The first 5 Magento Installations I do will be free! Whats the catch? You have to provide me a review of the work I do and my professional service in general that I can put on my blog for others to see. Simple eh?
I’ve decided to start offering Professional Magento Installations as a service, there is high demand for a well installed Magento. All too many people with not quite enough knowledge or skills are having a go at it then ending up with failed installations. I have helped a number of people on the Magento forums who for a small fee could have saved themselves hours of headaches and had the work done quickly by a professional.
My standard price will be $99, I see that Magento themselves charge $149 – so naturally I wanted to make my Magento Installation cheaper without cutting back on quality or timeliness. I will often be able to install same day, and usually install within 2 days.
Because I haven’t offered any professional service on this blog before I thought I’d offer to do the first 5 Magento Installations free of charge to get some references from happy customers! So if you want your Magento installed for you by an expert, check out my professional services page. Be in quick, I’m sure this won’t last.
I’m writing a full series on setting up your Mac for Magnto ecommerce development, I should probably start with the first step – installing MAMP on a Leopard Mac, even if it’s a quite basic and hopefully self evident.
Maybe one of the less obvious things is that you do not need MAMP pro to get virtual hosting set up in Apache on a Mac, but it will require you to work with Apache config files as described in my post on setting up virtual hosts in apache on MAMP.
When developing and testing a production Magento store locally it’s easy and convenient to set up an exact replica of the production environment. This can be achieved using Apache virtual hosting and your operating system hosts file.
This post will walk you through setting up a local testing Magento install for MAMP Leopard to include a virtual hosting configuration and how to configure your operating system to send requests for your production site to your local testing environment.
There is a lot going on when Magento actually sends a cart to Google Checkout, even more so if you are using Merchant calculated shipping. As a result lots of things can go wrong, with the merchant calculated shipping callback or with the actual server to server posting of the cart contents.
To help you with diagnosing problems I thought I’d shared my top 3 methods for finding out what is going wrong when Magento and Google Checkout are not communicating properly.
1) The Intergration Console
The first and most obvious place to try is the Google Checkout Intergration Console. As you can see in the screenshot below the console is hidden away in the Tools tab of the main seller dashboard. You’ll find it at the bottom of the left menu.
If the Google callbacks have failed or incorrect XML has been sent to Google you will find a report of the errors here. It is a good idea to keep an eye on the timestamps as you do not want to wind up chasing an old problem. It’s also good to periodically check this console while in production, just in case something starts to go wrong. I found when I upgraded to the latest Magento that the HTTPS callback was failing, but I hadn’t found it during development because I do not use SSL in development environments.

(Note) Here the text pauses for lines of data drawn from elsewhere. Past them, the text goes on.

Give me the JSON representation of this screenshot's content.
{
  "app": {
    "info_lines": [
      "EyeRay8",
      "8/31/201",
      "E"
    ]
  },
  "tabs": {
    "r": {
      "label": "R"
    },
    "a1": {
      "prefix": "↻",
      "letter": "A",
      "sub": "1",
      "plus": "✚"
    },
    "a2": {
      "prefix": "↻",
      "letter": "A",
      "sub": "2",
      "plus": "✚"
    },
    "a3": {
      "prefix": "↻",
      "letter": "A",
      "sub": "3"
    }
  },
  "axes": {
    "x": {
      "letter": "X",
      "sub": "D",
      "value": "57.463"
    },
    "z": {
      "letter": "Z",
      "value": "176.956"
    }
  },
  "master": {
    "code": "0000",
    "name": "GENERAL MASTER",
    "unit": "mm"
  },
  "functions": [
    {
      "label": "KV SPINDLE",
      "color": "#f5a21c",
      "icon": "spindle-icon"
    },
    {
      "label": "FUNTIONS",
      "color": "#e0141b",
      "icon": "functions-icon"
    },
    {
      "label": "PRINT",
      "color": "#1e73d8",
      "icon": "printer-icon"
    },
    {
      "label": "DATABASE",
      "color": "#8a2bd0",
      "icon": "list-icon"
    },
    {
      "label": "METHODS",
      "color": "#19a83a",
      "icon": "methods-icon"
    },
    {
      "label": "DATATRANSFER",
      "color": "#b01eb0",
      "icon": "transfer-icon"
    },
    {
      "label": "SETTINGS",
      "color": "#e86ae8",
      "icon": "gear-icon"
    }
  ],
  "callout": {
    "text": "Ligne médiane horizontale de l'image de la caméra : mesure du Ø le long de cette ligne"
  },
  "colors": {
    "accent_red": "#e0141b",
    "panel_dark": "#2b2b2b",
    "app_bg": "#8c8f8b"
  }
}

I have been helping out with some sales reporting lately which has meant I have been using the order and transaction CSV downloads Google Checkout offers.
I found one feature of Google Checkout strangely lacking on the usability front. The payout and transaction download only allows you to specify a single day rather than a date range, so if you wanted a month of data you would have to run the report 30 times and aggregate the data in your own spreadsheet: no thanks Google!